Below is a guest post written in honor of National Historic Preservation Month by Phil Gick, chair of the Historic Assets Committee of the Heritage Preservation Society of Putnam County.
If you aren’t familiar with the Heritage Preservation Society (HPS) of Putnam County, our purpose is to promote and encourage interest in the historic structures, history and heritage of the county, as well as facilitate the identification, preservation and restoration of our area’s structural heritage.
A great example of our recent work is the ongoing effort to restore the Putnam County Civil War Monument (CWM) in Forest Hill Cemetery. We were first drawn to this beautiful memorial in the fall of 2011, when we noticed its deteriorated state while planning tours of the cemetery.
Over the past year and a half, HPS, in conjunction with others within the county, has taken steps to raise awareness of the history of the monument, along with funds to enable the community to assess, stabilize and restore it.
In celebration of National Historic Preservation Month, I’d like to share a little about the fascinating history of this structure:
In 1865, shortly after the Civil War, the Putnam County Soldiers Monument Association was formed, with the goal of building a monument to honor their local war heroes. By the spring of 1866, $5,000 was raised and a contract with T.D. Jones & Co. of Cincinnati was signed. The proposed location would be the new Forest Hill Cemetery, and the design would be a statue that featured a figure atop a rather large pedestal.
In 1867, McConnell & O’Hare of Cincinnati erected the shaft. In 1869, O’Hare & Barry, who cut the soldier figure, saw to its installation atop the pedestal.
On July 2, 1870, a crowd of 8,000 gathered in Peck’s Grove, a large group of trees to the east of the monument near Bloomington St., for the dedication of the nearly 30-foot tall monument. Special trains, bringing guests from near and far, arrived from Terre Haute and Indianapolis. Rev. Dr. Thomas Bowman of Indiana AsburyUniversity (now DePauw) offered the opening prayer. One of the state’s best orators, Col. R. W. Thompson delivered the principal address. General Lew Wallace of Crawfordsville, author of Ben Hur, spoke.
Following the addresses, the crowd marched to the monument led by Indianapolis and Greencastle brass bands. In front of the still-veiled statue, the dedication continued. Veterans of the war, bearing their tattered regimental flags, encircled the platform, while Indiana’s governor and other important “VIPs” and clergy occupied a portion of the platform for the final ceremonial moments prior to the unveiling.
After its dedication, the monument remained a central element of memorial events conducted annually.

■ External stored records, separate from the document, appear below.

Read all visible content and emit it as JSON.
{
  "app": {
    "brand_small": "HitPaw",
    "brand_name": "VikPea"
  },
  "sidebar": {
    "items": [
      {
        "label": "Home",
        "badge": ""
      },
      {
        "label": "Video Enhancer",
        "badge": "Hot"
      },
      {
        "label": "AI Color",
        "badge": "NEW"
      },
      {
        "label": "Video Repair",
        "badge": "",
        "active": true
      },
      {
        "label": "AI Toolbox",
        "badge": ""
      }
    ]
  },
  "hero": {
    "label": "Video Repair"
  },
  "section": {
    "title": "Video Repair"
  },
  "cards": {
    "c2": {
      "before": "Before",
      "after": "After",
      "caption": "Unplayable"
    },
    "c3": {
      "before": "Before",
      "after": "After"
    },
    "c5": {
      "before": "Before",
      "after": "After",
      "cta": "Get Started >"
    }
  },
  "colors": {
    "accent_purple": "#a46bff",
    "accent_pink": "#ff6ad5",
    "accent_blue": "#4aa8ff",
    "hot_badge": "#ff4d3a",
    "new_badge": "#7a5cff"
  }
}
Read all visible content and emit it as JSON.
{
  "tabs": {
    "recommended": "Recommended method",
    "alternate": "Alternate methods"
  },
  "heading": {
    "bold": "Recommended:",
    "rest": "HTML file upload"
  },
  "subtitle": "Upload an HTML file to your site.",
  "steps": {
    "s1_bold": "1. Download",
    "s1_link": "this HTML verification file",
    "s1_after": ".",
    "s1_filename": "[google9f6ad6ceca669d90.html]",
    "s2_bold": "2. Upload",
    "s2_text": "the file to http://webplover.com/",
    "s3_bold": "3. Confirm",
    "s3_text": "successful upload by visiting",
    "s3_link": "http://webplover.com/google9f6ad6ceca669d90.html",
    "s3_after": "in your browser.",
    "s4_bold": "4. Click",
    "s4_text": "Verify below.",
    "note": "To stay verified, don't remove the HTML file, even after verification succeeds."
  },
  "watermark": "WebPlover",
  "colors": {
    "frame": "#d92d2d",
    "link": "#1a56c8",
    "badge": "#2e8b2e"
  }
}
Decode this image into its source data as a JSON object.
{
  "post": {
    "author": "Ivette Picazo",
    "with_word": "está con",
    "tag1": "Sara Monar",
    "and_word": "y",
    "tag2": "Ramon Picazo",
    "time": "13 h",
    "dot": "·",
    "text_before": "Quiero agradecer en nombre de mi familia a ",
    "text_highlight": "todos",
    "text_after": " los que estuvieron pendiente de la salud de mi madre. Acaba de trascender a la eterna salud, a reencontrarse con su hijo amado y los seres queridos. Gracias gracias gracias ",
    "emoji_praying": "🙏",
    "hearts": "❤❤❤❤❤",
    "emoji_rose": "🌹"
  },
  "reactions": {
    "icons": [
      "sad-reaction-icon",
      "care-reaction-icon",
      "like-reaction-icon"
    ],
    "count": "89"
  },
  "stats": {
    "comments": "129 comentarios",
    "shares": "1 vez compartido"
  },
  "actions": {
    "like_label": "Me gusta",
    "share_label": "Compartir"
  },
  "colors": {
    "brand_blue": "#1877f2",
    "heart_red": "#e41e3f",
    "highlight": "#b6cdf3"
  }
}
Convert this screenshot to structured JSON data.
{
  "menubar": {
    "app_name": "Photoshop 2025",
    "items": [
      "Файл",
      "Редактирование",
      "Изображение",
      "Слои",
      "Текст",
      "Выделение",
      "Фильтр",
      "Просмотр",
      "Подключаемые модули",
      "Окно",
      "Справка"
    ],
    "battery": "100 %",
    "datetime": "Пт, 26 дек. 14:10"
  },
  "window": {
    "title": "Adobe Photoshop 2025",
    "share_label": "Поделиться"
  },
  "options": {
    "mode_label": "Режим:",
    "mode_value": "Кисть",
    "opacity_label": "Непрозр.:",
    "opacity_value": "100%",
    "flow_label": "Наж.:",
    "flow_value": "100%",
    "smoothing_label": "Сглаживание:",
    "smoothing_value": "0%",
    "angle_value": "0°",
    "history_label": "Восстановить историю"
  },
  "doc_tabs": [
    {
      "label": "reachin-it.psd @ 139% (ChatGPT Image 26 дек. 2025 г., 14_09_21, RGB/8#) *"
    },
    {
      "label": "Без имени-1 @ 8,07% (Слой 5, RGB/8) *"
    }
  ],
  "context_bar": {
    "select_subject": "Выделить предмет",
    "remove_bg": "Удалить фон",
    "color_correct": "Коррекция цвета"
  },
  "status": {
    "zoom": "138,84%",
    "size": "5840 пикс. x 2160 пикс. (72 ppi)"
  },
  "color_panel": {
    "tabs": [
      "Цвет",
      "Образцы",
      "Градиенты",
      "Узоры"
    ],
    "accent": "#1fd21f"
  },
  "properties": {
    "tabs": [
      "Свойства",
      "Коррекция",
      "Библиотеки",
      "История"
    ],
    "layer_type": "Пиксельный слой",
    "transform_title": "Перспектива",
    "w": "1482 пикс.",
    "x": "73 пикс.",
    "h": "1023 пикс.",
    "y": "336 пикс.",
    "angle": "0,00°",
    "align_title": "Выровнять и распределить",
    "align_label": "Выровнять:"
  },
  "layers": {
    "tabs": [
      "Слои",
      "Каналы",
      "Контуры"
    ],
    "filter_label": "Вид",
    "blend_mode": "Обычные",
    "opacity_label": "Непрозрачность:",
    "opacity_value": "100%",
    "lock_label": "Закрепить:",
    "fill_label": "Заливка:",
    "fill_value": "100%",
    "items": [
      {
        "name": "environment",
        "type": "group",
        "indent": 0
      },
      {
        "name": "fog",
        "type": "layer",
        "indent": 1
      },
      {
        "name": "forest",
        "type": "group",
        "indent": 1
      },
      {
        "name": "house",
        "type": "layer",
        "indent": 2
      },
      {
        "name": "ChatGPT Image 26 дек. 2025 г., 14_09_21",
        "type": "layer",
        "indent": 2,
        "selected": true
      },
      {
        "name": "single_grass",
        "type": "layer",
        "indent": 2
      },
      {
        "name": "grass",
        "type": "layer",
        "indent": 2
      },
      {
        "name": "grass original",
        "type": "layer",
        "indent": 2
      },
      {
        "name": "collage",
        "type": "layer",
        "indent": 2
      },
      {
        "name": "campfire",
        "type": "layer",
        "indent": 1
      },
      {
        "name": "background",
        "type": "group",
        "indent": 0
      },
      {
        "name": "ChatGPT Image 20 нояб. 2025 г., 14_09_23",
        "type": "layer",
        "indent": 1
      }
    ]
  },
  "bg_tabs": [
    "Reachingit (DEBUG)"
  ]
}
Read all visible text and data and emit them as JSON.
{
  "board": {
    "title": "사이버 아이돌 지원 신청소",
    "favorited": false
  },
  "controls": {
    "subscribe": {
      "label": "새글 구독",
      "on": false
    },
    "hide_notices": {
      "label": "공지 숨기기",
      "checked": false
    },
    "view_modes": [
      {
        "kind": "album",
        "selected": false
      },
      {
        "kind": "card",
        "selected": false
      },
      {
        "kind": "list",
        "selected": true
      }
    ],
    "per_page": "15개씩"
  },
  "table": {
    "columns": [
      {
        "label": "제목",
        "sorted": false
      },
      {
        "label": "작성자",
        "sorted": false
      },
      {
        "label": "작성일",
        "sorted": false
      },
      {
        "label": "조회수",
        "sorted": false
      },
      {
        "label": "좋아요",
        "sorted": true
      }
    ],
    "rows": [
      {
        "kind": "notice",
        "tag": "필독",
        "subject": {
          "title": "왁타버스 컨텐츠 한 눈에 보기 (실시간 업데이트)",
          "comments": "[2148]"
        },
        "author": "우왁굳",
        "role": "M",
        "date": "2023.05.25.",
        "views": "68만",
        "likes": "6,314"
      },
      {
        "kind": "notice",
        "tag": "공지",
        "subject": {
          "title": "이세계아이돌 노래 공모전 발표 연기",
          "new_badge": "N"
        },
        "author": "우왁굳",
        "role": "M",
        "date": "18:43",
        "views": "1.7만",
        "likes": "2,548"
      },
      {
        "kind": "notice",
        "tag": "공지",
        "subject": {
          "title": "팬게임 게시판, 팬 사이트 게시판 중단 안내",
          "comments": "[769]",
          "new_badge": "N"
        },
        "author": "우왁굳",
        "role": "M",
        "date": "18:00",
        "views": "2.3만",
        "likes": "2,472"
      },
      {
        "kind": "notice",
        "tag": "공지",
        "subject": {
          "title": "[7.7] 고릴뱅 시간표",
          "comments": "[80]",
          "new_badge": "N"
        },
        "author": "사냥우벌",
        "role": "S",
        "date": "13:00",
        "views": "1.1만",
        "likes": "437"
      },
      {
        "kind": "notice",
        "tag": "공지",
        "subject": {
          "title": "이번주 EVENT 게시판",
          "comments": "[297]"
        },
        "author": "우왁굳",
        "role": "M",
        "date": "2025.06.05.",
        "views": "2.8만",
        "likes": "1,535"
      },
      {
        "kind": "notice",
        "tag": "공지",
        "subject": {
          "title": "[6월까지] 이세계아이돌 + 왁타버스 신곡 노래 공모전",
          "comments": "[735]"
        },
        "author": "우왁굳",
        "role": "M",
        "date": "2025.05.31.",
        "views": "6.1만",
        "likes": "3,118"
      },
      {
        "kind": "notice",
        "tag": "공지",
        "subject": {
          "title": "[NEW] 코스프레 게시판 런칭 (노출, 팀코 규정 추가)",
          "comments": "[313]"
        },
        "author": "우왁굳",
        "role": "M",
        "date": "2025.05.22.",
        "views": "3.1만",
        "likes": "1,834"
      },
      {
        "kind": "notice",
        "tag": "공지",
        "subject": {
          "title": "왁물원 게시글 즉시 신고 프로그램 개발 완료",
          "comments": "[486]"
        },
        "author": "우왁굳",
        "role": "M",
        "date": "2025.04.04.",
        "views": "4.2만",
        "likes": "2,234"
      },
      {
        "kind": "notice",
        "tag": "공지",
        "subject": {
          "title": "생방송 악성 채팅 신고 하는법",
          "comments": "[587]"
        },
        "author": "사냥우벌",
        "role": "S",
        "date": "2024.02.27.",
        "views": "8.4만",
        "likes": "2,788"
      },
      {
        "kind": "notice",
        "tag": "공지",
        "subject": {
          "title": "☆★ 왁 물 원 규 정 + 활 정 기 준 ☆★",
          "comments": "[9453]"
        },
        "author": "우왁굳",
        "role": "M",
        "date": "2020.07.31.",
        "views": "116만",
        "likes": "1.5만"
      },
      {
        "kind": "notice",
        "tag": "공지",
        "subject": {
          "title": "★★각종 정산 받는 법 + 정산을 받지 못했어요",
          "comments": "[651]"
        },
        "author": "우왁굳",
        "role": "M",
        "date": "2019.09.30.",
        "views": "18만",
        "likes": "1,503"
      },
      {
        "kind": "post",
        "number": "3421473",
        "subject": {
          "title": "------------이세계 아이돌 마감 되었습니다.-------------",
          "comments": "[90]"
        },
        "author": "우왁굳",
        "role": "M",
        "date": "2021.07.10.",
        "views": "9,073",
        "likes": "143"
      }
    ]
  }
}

But over time, as the generation of those it commemorated passed, such activities tended to gravitate to the Court House Square, where new monuments to those who perished in subsequent conflicts were erected.
Many things make the Putnam County CWM special. For example, it is only the third such monument of its kind erected in Indiana. Unlike most, it depicts the “common” soldier; he is seated and looking to the West. It is larger than most monuments and it was placed in a cemetery, instead of a central site, such as a downtown square.
The CWM still conveys to those who see it the high esteem those within a small Midwestern community held the 321 fellow citizens who made the ultimate sacrifice. It represents so much about not only the past, but of the spirit and patriotism of today’s citizens. Hopefully these citizens will ensure the CWM continues to inspire future generations.
To make a donation toward the CWM restoration effort, please contact the Putnam County Community Foundation where HPS has established a Civil War Monument account.